UN experts foresee bleak future for human rights in Afghanistan

Afghan women attend a rally in Kabul on January 16, 2022, to protest the killing of former policewomen by Taliban.

A group of human rights experts from the United Nations at a conference in Geneva, Switzerland, on Monday expressed grave concerns over violations of human rights in Afghanistan, warning that the country’s future is bleak if more is not done to reverse the deteriorating human rights situation, particularly for women and girls.

In a joint statement, the experts reiterated their call on the international community to take stringent actions to protect Afghans from human rights violations, including arbitrary detentions, summary executions, internal displacement, and unlawful restrictions on their human rights.

The experts said they the Taliban has not only failed to deliver on their promises but has also reversed much of the progress made in the past two decades.

They also said that humanitarian and economic crisis has worsened partly due to the interruption of international development assistance and the freezing of Afghan assets abroad.

Human rights violations

The experts said a plethora of human rights violations have been committed by the Taliban since last August, recalling the “virtual erasure and systematic oppression of women and girls from society.”

“Nowhere else in the world has there been as wide-spread, systematic and all-encompassing attack on the rights of women and girls – every aspect of their lives is being restricted under the guise of morality and through the instrumentalization of religion,” they added.

They said that discrimination and violence cannot be justified on any ground.

“Regrettably, there is little or no sign that the human rights situation is turning a corner,” the UN experts said in the statement, recalling daily reports of violence, including extra-judicial killings, disappearances, arbitrary detention, torture, heightened risks of exploitation faced by women and girls including for the purposes of child and forced marriage, and a breakdown in the rule of law.

The abolition of independent oversight mechanisms and institutions that protect human rights, especially the Afghanistan Independent Human Rights Commission, leaving Afghans with no avenue for redress, the experts said.

They stated that the administration of justice has been compromised, with the applicable law unclear and judges and other judicial officials replaced, especially affecting women.

Press freedom

The UN experts said press freedom has been suppressed with access to information curtailed.

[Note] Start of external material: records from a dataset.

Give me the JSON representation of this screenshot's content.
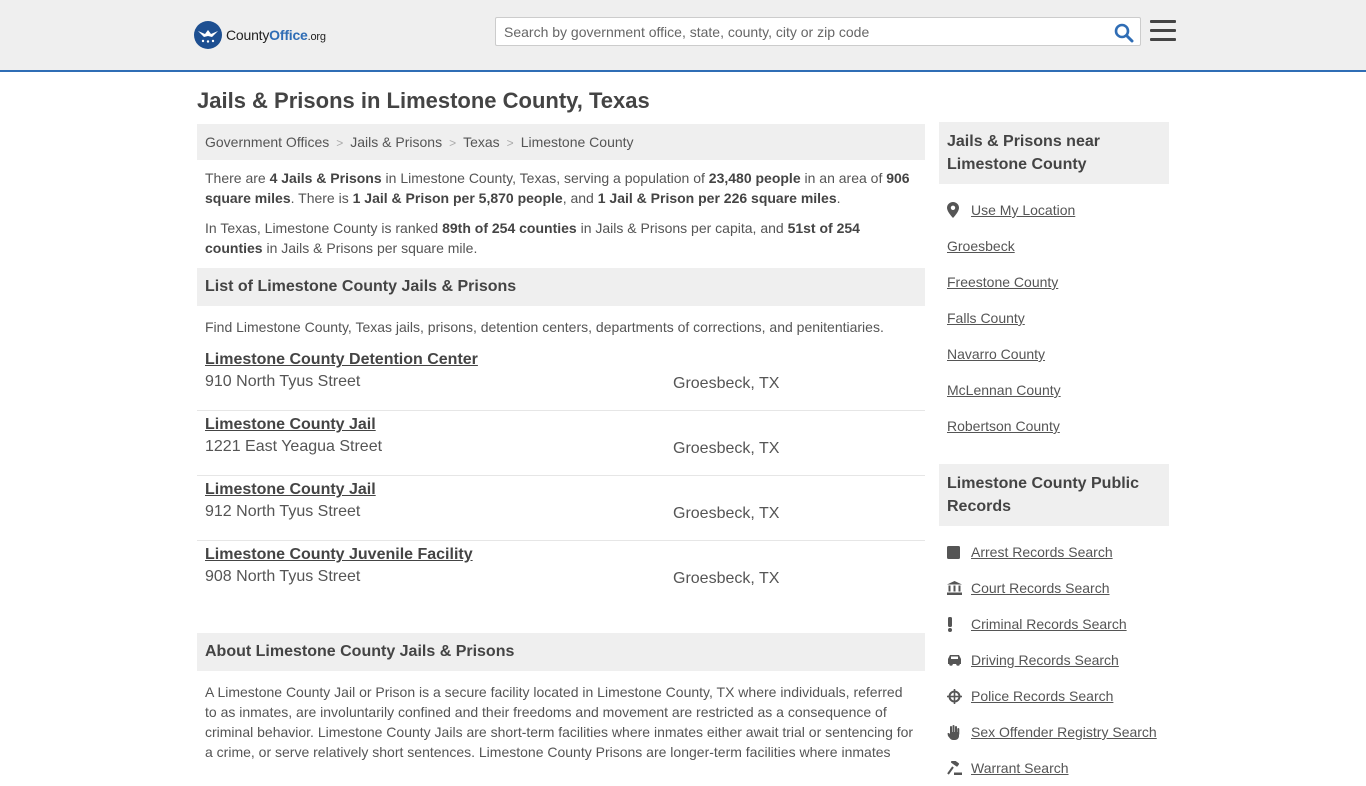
{
  "header": {
    "logo_county": "County",
    "logo_office": "Office",
    "logo_tld": ".org",
    "search_placeholder": "Search by government office, state, county, city or zip code"
  },
  "page_title": "Jails & Prisons in Limestone County, Texas",
  "breadcrumb": [
    "Government Offices",
    "Jails & Prisons",
    "Texas",
    "Limestone County"
  ],
  "intro": {
    "p1": [
      {
        "t": "There are ",
        "b": false
      },
      {
        "t": "4 Jails & Prisons",
        "b": true
      },
      {
        "t": " in Limestone County, Texas, serving a population of ",
        "b": false
      },
      {
        "t": "23,480 people",
        "b": true
      },
      {
        "t": " in an area of ",
        "b": false
      },
      {
        "t": "906 square miles",
        "b": true
      },
      {
        "t": ". There is ",
        "b": false
      },
      {
        "t": "1 Jail & Prison per 5,870 people",
        "b": true
      },
      {
        "t": ", and ",
        "b": false
      },
      {
        "t": "1 Jail & Prison per 226 square miles",
        "b": true
      },
      {
        "t": ".",
        "b": false
      }
    ],
    "p2": [
      {
        "t": "In Texas, Limestone County is ranked ",
        "b": false
      },
      {
        "t": "89th of 254 counties",
        "b": true
      },
      {
        "t": " in Jails & Prisons per capita, and ",
        "b": false
      },
      {
        "t": "51st of 254 counties",
        "b": true
      },
      {
        "t": " in Jails & Prisons per square mile.",
        "b": false
      }
    ]
  },
  "list_section": {
    "title": "List of Limestone County Jails & Prisons",
    "description": "Find Limestone County, Texas jails, prisons, detention centers, departments of corrections, and penitentiaries.",
    "items": [
      {
        "name": "Limestone County Detention Center",
        "address": "910 North Tyus Street",
        "city": "Groesbeck, TX"
      },
      {
        "name": "Limestone County Jail",
        "address": "1221 East Yeagua Street",
        "city": "Groesbeck, TX"
      },
      {
        "name": "Limestone County Jail",
        "address": "912 North Tyus Street",
        "city": "Groesbeck, TX"
      },
      {
        "name": "Limestone County Juvenile Facility",
        "address": "908 North Tyus Street",
        "city": "Groesbeck, TX"
      }
    ]
  },
  "about_section": {
    "title": "About Limestone County Jails & Prisons",
    "text": "A Limestone County Jail or Prison is a secure facility located in Limestone County, TX where individuals, referred to as inmates, are involuntarily confined and their freedoms and movement are restricted as a consequence of criminal behavior. Limestone County Jails are short-term facilities where inmates either await trial or sentencing for a crime, or serve relatively short sentences. Limestone County Prisons are longer-term facilities where inmates"
  },
  "sidebar": {
    "nearby_title": "Jails & Prisons near Limestone County",
    "nearby_items": [
      {
        "label": "Use My Location",
        "icon": "map-pin-icon"
      },
      {
        "label": "Groesbeck"
      },
      {
        "label": "Freestone County"
      },
      {
        "label": "Falls County"
      },
      {
        "label": "Navarro County"
      },
      {
        "label": "McLennan County"
      },
      {
        "label": "Robertson County"
      }
    ],
    "records_title": "Limestone County Public Records",
    "records_items": [
      {
        "label": "Arrest Records Search",
        "icon": "square-icon"
      },
      {
        "label": "Court Records Search",
        "icon": "courthouse-icon"
      },
      {
        "label": "Criminal Records Search",
        "icon": "exclamation-icon"
      },
      {
        "label": "Driving Records Search",
        "icon": "car-icon"
      },
      {
        "label": "Police Records Search",
        "icon": "crosshair-icon"
      },
      {
        "label": "Sex Offender Registry Search",
        "icon": "hand-icon"
      },
      {
        "label": "Warrant Search",
        "icon": "gavel-icon"
      }
    ]
  }
}
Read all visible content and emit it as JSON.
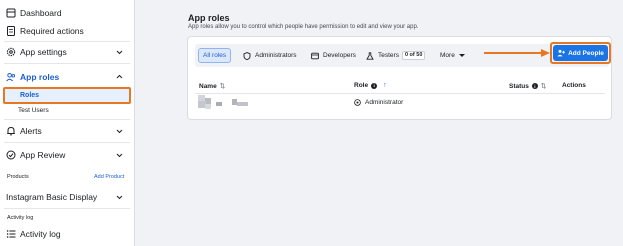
{
  "sidebar": {
    "dashboard": "Dashboard",
    "required_actions": "Required actions",
    "app_settings": "App settings",
    "app_roles": "App roles",
    "roles": "Roles",
    "test_users": "Test Users",
    "alerts": "Alerts",
    "app_review": "App Review",
    "products_label": "Products",
    "add_product": "Add Product",
    "instagram": "Instagram Basic Display",
    "activity_label": "Activity log",
    "activity_log": "Activity log"
  },
  "main": {
    "title": "App roles",
    "subtitle": "App roles allow you to control which people have permission to edit and view your app.",
    "tabs": {
      "all_roles": "All roles",
      "administrators": "Administrators",
      "developers": "Developers",
      "testers": "Testers",
      "testers_count": "0 of 50",
      "more": "More"
    },
    "add_people": "Add People",
    "table": {
      "headers": {
        "name": "Name",
        "role": "Role",
        "status": "Status",
        "actions": "Actions"
      },
      "rows": [
        {
          "role": "Administrator"
        }
      ]
    }
  },
  "colors": {
    "accent": "#1b74e4",
    "highlight": "#e87722"
  }
}
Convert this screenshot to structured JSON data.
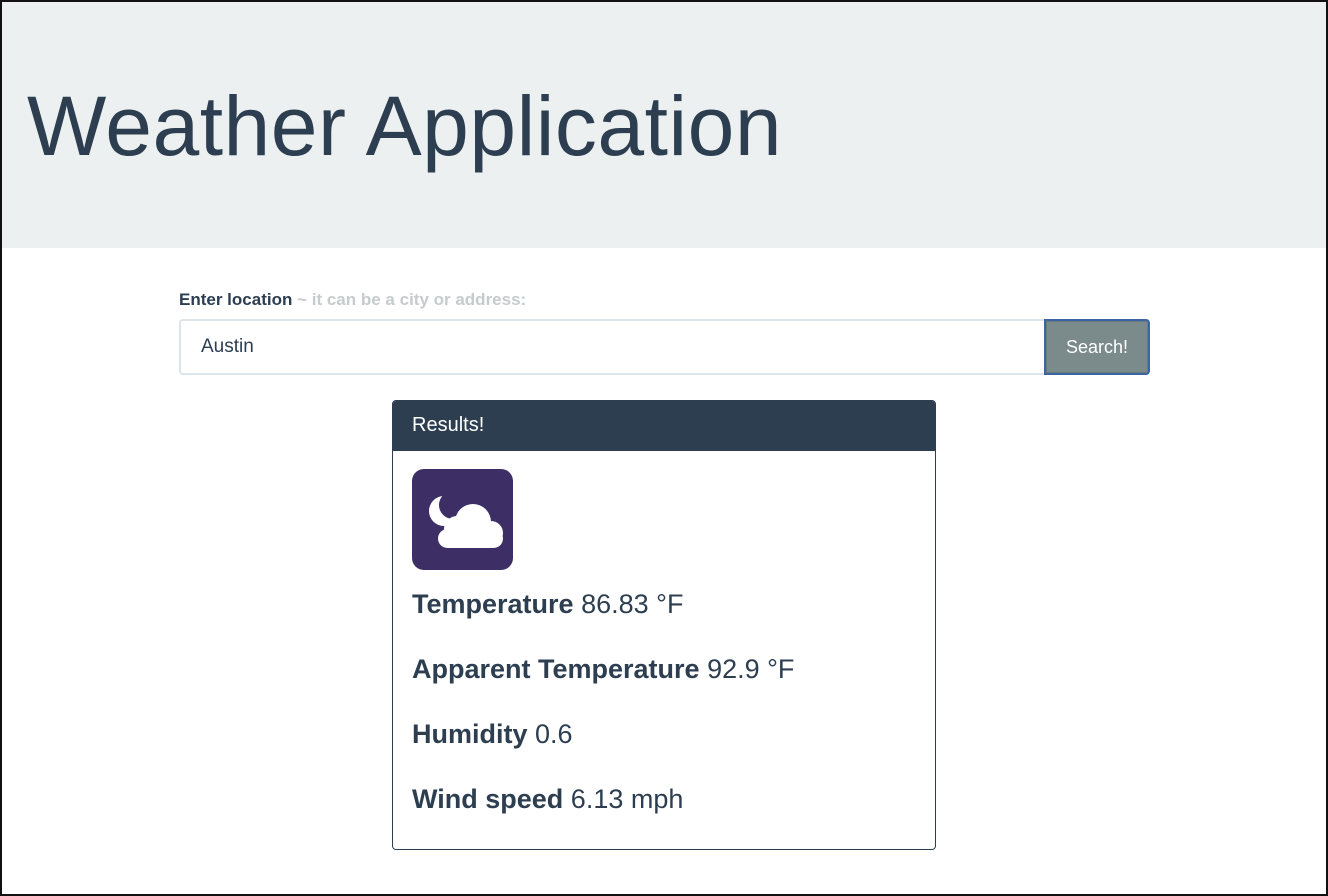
{
  "app": {
    "title": "Weather Application"
  },
  "search": {
    "label": "Enter location",
    "hint": "~ it can be a city or address:",
    "value": "Austin",
    "button_label": "Search!"
  },
  "results": {
    "header": "Results!",
    "icon": "partly-cloudy-night-icon",
    "stats": [
      {
        "label": "Temperature",
        "value": "86.83 °F"
      },
      {
        "label": "Apparent Temperature",
        "value": "92.9 °F"
      },
      {
        "label": "Humidity",
        "value": "0.6"
      },
      {
        "label": "Wind speed",
        "value": "6.13 mph"
      }
    ]
  },
  "colors": {
    "primary": "#2c3e50",
    "jumbotron_bg": "#ecf0f1",
    "button": "#7b8a8b",
    "icon_bg": "#3d2f66"
  }
}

Journalists, human rights defenders and civil rights activists have either left the country or quit their activities altogether and gone into hiding. Many educators, academics and artists have been forced to do the same, they added.

Attacks on minorities

Attacks on religious and ethnic minorities, some of them claimed by Daesh, have also flared up, emboldened by the inability or unwillingness of the Taliban to protect them and ongoing discrimination, the experts said.

They added that places of worship, schools and vehicles have repeatedly been attacked.

In the absence of an inclusive and representative government, the prospects for long-lasting peace, reconciliation and stability will remain minimal, they said.

“We reiterate our call to the Taliban to abide by their international obligations under international treaties, to which Afghanistan is a State party,” the UN Experts said.

Immensely bleak future for Afghans

“The future is immensely bleak for Afghans if more is not done by the international community to ensure the Taliban changes its modus operandi and complies with its human rights obligations,” the exports said.

They added that the Taliban seek international recognition and legitimacy, but, regrettably, they continue to abuse almost all human rights standards while refusing to offer even a modicum of respect for ordinary Afghans, in particular women and girls.

“Most recently, we have witnessed that the Taliban appear to have been harbouring the leader of Al Qaeda. That said, the recent US drone strike also raises concerns of a violation of international law,” the experts said.

They added that the Taliban should not be on a path to recognition unless it demonstrates significant steps towards respecting human rights including by immediately reopening girls’ secondary schools and restoring their access to a quality education.

Immediate opening of girls’ schools

The exports made some recommendations to the Taliban, asking them to:

Abide by all international human rights and humanitarian law obligations and commitments incumbent upon Afghanistan;

Immediately open all secondary schools for girls and restore their access to a quality education;

Respect the general amnesty and immediately stop all reprisals against members of the former government’s security forces, other officials and civil society, especially human rights defenders, including women;

Allow free, unhindered access for human rights monitors and humanitarian actors throughout the country;

And immediately reinstate the Afghanistan Independent Human Rights Commission, the bar associations, and other relevant unions, and allow them to operate freely and independently.

They also asked the international community to ensure that civilians have equitable access to humanitarian aid, support the mandate of the Special Rapporteur on Afghanistan, support the ongoing initiatives of Afghan women leaders and thinkers and adopt measures that would pave the way for Afghanistan’s economy to recover.

Taliban rejected findings of the UN experts on human rights violations in Afghanistan.

Taliban spokesman Zabihullah Mujahid said that over the past year, thousands of people have been forgiven who fought against them under the foreigners’ support for two decades.

He condemned the UN report and called it regrettable.